On the flip side, TCU allowed only 18 red-zone touchdowns last year, making it one of the best teams in the nation in that category. This game will be too close for LSU to afford missing out on red-zone opportunities.
Keep Mettenberger Clean
We saw what he can do when he gets in a groove when he torched Alabama last year. Even though Fields will most likely remain on the sideline, TCU still has a solid pass rush. After struggling to keep opponents out of the backfield in 2012, it is imperative that the Tigers front wall keeps Mettenberger protected and gives him the time he needs to establish a passing game so that the Horned Frogs don't stack the box against the run.
Shut Down the TCU Ground Game
This is what the Tigers do best. LSU has made a habit of quieting the rushing attacks of its opponents. In fact, the Tigers allowed barely over 100 rushing yards per game in 2012.
With TCU's young guards entering their first real game as starters, Anthony Johnson and Ego Ferguson need to dominate the interior of that offense so that the Horned Frogs have no shot at establishing a threatening running game. This should not be too challenging considering the talent of that tandem and the relatively small size of TCU's backs.

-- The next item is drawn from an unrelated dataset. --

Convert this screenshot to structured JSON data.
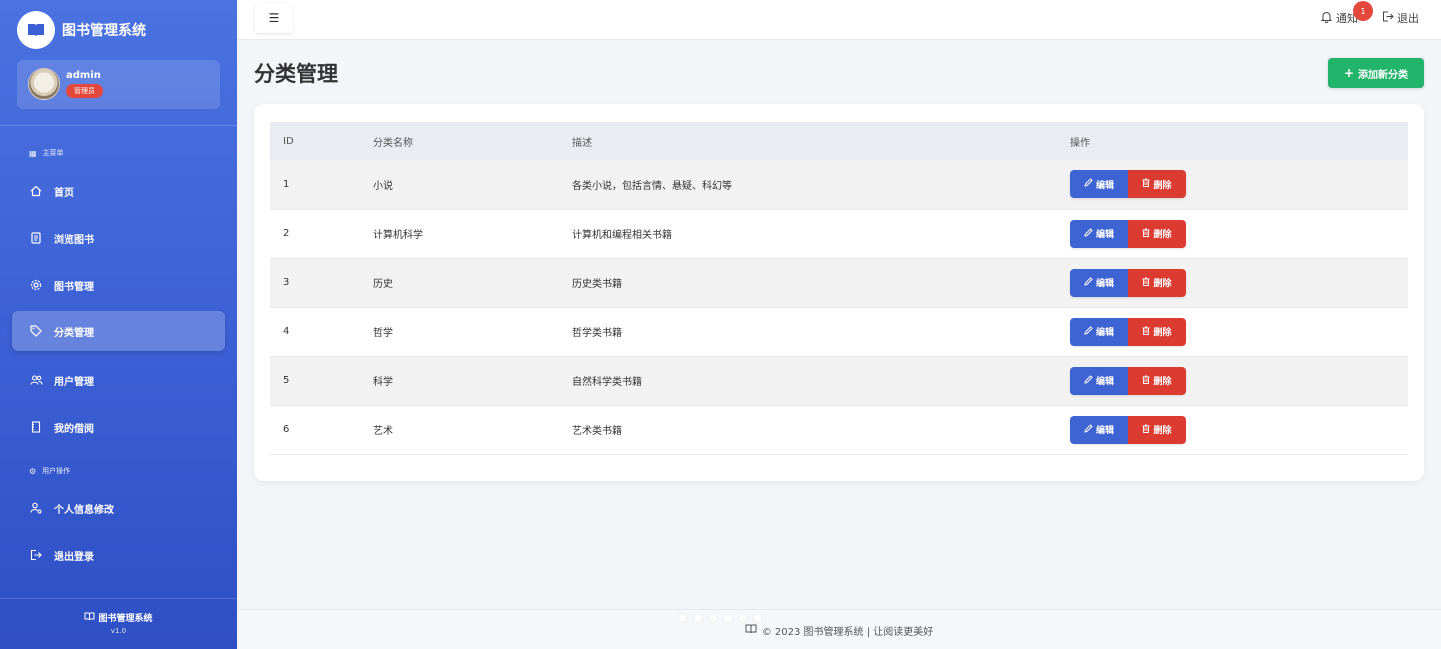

Play with a High Motor on D
This one also may sound obvious, but one of the true strengths of the LSU team is its speed on defense, especially at linebacker. This is a defense that plays sideline-to-sideline on every down, and it needs to maintain that intensity throughout the entire game.
TCU may not have a power-running game, but it has enough speed and athleticism on the outside to hurt the Tigers in a big way. John Chavis needs to contain those offensive weapons with the high motor of his defense.
There is no doubt that this is will be an even, entertaining matchup between two great teams with promising outlooks.
TCU is not your average Big-12 team with an offensive-minded, pass-happy attack. This is a team with an exceptional defense capable of giving any SEC team a taste of its own medicine.
It is hard to truly make a prediction for this game because of the unknowns that remain. Will Fields and Hill play? Will it be Pachall or Boykin under center for TCU? These are questions that we likely will not know until Saturday.
With that being said, LSU looks to have the slight advantage in most of the matchups I've explored. It has the clear advantage in the trenches, and even though Mettenberger might have a hard time, the running game is strong enough to make up for it.
TCU's best chance at winning this game is to make things happen on defense. An interception or defensive touchdown at a key moment could make all the difference, and the Horned Frogs have the aggressive players to make that happen. Without a spark, I don't see TCU's offense doing too much against that formidable LSU defense. I predict that LSU will pull out a close one in a low-scoring affair.
My Prediction: LSU, 23-16